She’s taken to a bedroom and finds herself locked in while she’s taking a bath. When she gets out, luggage is gone and her wedding dress is on the bed, ready for the midnight ceremony conducted in Middle English. Angela is confused, and so am I. For some reason, Nicholas thought this whole setup, including keeping his bride locked in her room, would appeal to Sylvia because of the nature of her studies.
Saving us all from a long stretch of “What will he do when he finds out I’m not Sylvia?” Nicholas immediately recognizes that Angela is not Sylvia. Angela tries to tell Nicholas what happened, but when she is stressed out, she loses her voice, and Nicholas uses this to his advantage as he interrupts her every attempt to tell him what happened.
Later, Nicholas tries (but not really very hard) to find out what really happened to Sylvia. He also calls Angela (and only Angela) “luv” constantly, which, in my head, is pronounced differently than “love” and just didn’t seem like something an earl would say. Angela gets locked back in her room. Fortunately, Frankie’s a locksmith who taught Angela how to pick a lock.
Unfortunately, Nicholas has double deadbolts on the outside of the door that he puts to use once Angela busts out the first time. Since she is locked in her room, Angela tries to escape by tying the bed sheets together and using them as a rope. Too bad she wore a suit and heels instead of the jeans and sneakers she packed in her suitcase. While escaping, she sees Nicholas doing something that causes what appear to be ghosts to materialize, then the half-wolf dog alerts the castle to her whereabouts.
Since Nicholas won’t let her leave until he finds out about Sylvia, Angela decides to make the best of it, and they carry on the charade of being married. Frankie and The Boys, found Sylvia at the airport (how?) and while trying to find out where Angela is, keep Sylvia stashed at a hideout. Sylvia develops a real attraction to, and for, Frankie, who turned out to be a really sweet and thoughtful man.
Angela meets the dragon-lady relative of Nicholas and gains her approval. All it takes is an American meal of hot dogs, baked beans, sweet potatoes with marshmallows, and instant mac and cheese. Served on the good china, of course. At some point they leave the castle and go to a party at a hotel where Frankie and The Boys arrive to take Angela back.
There was also a two or three page subplot involving Frankie’s dad Sal, a former Mob man, and Angela’s godfather and his attempts to go straight and keep ahead of the Feds, and Rosemund makes an appearance a time or two to do precocious things. Nicholas’ mysterious nighttime doings also get explained, but in the end, it didn’t seem to have as much impact on the story as it could have, or was meant to.

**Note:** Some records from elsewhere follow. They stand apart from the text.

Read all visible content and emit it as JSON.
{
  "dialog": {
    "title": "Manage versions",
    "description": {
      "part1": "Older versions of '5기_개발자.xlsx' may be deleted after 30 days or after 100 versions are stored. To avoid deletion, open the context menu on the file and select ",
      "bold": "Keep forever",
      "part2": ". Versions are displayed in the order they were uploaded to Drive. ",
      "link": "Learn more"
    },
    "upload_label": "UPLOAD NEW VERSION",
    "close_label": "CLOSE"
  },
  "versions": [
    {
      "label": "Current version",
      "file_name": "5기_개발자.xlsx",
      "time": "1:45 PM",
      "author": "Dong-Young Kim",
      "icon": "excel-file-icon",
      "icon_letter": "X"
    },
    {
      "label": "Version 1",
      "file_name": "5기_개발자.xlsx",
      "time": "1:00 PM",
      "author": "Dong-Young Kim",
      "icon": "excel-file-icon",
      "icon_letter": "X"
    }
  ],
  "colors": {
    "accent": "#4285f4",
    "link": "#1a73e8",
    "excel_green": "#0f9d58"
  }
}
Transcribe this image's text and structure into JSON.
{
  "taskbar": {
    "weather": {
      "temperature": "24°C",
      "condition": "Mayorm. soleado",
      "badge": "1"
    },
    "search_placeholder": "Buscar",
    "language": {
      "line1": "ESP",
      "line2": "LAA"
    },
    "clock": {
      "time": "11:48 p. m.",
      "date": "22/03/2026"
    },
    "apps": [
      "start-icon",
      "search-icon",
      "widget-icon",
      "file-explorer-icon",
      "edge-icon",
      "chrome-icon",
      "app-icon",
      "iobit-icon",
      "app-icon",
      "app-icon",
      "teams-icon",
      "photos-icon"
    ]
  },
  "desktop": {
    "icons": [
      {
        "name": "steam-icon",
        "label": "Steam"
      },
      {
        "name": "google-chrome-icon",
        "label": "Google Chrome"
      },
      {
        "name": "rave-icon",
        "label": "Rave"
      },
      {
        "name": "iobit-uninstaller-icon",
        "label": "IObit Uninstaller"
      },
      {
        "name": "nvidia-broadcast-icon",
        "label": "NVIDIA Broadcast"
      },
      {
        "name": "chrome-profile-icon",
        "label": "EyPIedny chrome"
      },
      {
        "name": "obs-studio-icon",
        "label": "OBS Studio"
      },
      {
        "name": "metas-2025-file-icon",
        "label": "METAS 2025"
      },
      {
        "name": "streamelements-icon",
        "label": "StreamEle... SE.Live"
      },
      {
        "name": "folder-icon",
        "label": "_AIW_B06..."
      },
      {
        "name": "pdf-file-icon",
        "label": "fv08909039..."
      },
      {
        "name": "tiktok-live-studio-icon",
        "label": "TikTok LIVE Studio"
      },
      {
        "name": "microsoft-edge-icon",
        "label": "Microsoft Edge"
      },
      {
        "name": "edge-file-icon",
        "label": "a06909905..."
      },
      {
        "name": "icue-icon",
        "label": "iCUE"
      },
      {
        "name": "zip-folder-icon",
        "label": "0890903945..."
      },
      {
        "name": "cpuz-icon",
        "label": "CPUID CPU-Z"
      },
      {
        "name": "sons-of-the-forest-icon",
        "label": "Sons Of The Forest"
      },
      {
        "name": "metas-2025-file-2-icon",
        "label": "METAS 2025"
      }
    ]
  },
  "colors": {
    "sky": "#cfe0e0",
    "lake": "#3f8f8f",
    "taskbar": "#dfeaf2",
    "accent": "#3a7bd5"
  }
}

The Wrong Wife? is a convoluted mash-up of stock characters and plot contrivances that don’t work well together at all. I would like to say that I can see what the author was trying to do here, but I can’t because I didn’t. This book just had too much going on and felt more like absurd events strung together than actual story. Grade D-. I liked the 10 or so pages devoted to Sylvia and Frankie, so no F.
Please make sure to check the other participants of the TBR Challenge this month by visiting here.
Corrected: Harlequin Temptation to Harlequin Romance.